However, remedies under the California unfair competition law are primarily limited to restitution and injunctive relief. Unless the plaintiffs actually paid money to Facebook, they would be unlikely to recover any money for breaches of the Act. I would expect Facebook to defend against this claim by attempting to show that it complied with the Act.

Cause of action 6: violation of the California Consumer Legal Remedies Act

The sixth cause of action, for violation of the California Consumer Legal Remedies Act (California Civil Code § 1750) is based on two theories: (i) that Facebook’s unilateral changes in its Terms of Use, Statement of Rights and Responsibilities and Privacy Policy were unconscionable, and (ii) that Facebook represented that user information would remain private, but then began data mining and sharing it with third parties.

However, as we have previously blogged, California courts have upheld clauses permitting unilateral alterations in a contract — under limited circumstances. See our blog posts of March 31 and April 22, 2009. Facebook may argue that such circumstances apply here, making any change in its change in policies not unfair.

Conclusion
This is an important suit that could prove to be a significant test of data mining and social advertising. While the plaintiffs’ potential damage awards do not appear to be high, the suit does have the potential to cause expensive damage to Facebook’s business, if it is required to scale back its data mining and advertising.

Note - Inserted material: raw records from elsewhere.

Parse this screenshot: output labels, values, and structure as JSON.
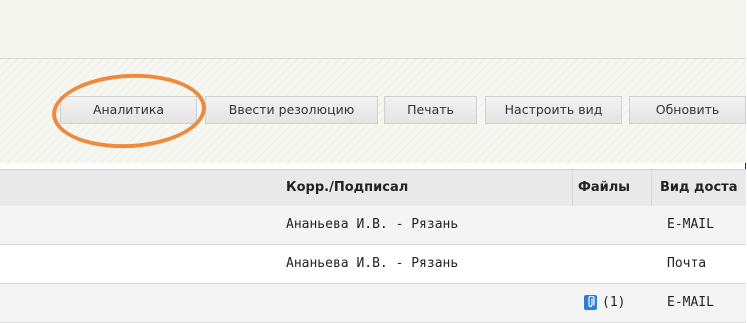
{
  "toolbar": {
    "buttons": [
      {
        "label": "Аналитика"
      },
      {
        "label": "Ввести резолюцию"
      },
      {
        "label": "Печать"
      },
      {
        "label": "Настроить вид"
      },
      {
        "label": "Обновить"
      }
    ],
    "highlight_color": "#ef8a3c"
  },
  "table": {
    "columns": [
      "Корр./Подписал",
      "Файлы",
      "Вид доста"
    ],
    "rows": [
      {
        "corr": "Ананьева И.В. - Рязань",
        "files": "",
        "delivery": "E-MAIL"
      },
      {
        "corr": "Ананьева И.В. - Рязань",
        "files": "",
        "delivery": "Почта"
      },
      {
        "corr": "",
        "files": "(1)",
        "delivery": "E-MAIL"
      }
    ],
    "attachment_icon": "paperclip-icon",
    "attachment_icon_color": "#2d7fd6"
  }
}
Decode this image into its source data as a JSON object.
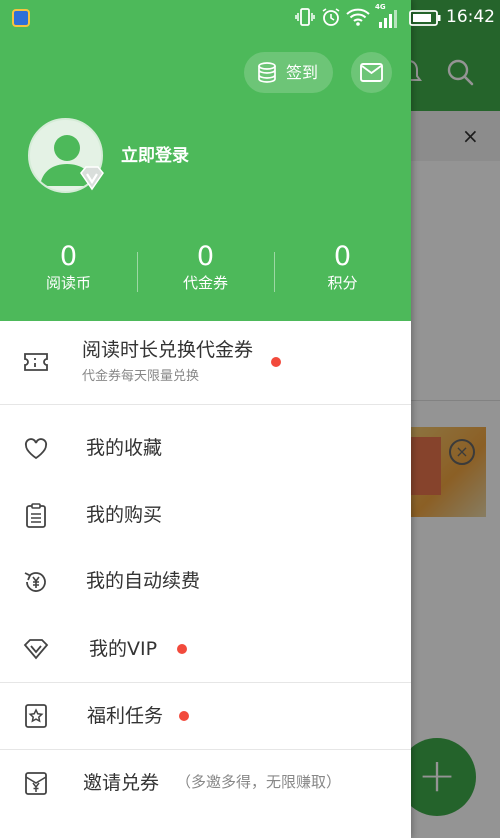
{
  "status_bar": {
    "time": "16:42",
    "network_label": "4G"
  },
  "drawer": {
    "checkin_label": "签到",
    "login_text": "立即登录",
    "stats": [
      {
        "value": "0",
        "label": "阅读币"
      },
      {
        "value": "0",
        "label": "代金券"
      },
      {
        "value": "0",
        "label": "积分"
      }
    ],
    "promo": {
      "title": "阅读时长兑换代金券",
      "subtitle": "代金券每天限量兑换"
    },
    "menu": {
      "favorites": "我的收藏",
      "purchases": "我的购买",
      "auto_renew": "我的自动续费",
      "vip": "我的VIP",
      "tasks": "福利任务",
      "invite": "邀请兑券",
      "invite_note": "（多邀多得，无限赚取）"
    }
  },
  "background": {
    "close_glyph": "×"
  },
  "colors": {
    "brand_green": "#4db95a",
    "notification_red": "#f24a3c"
  }
}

Civil enforcement, Copyright, Digital Millennium Copyright Act, Litigation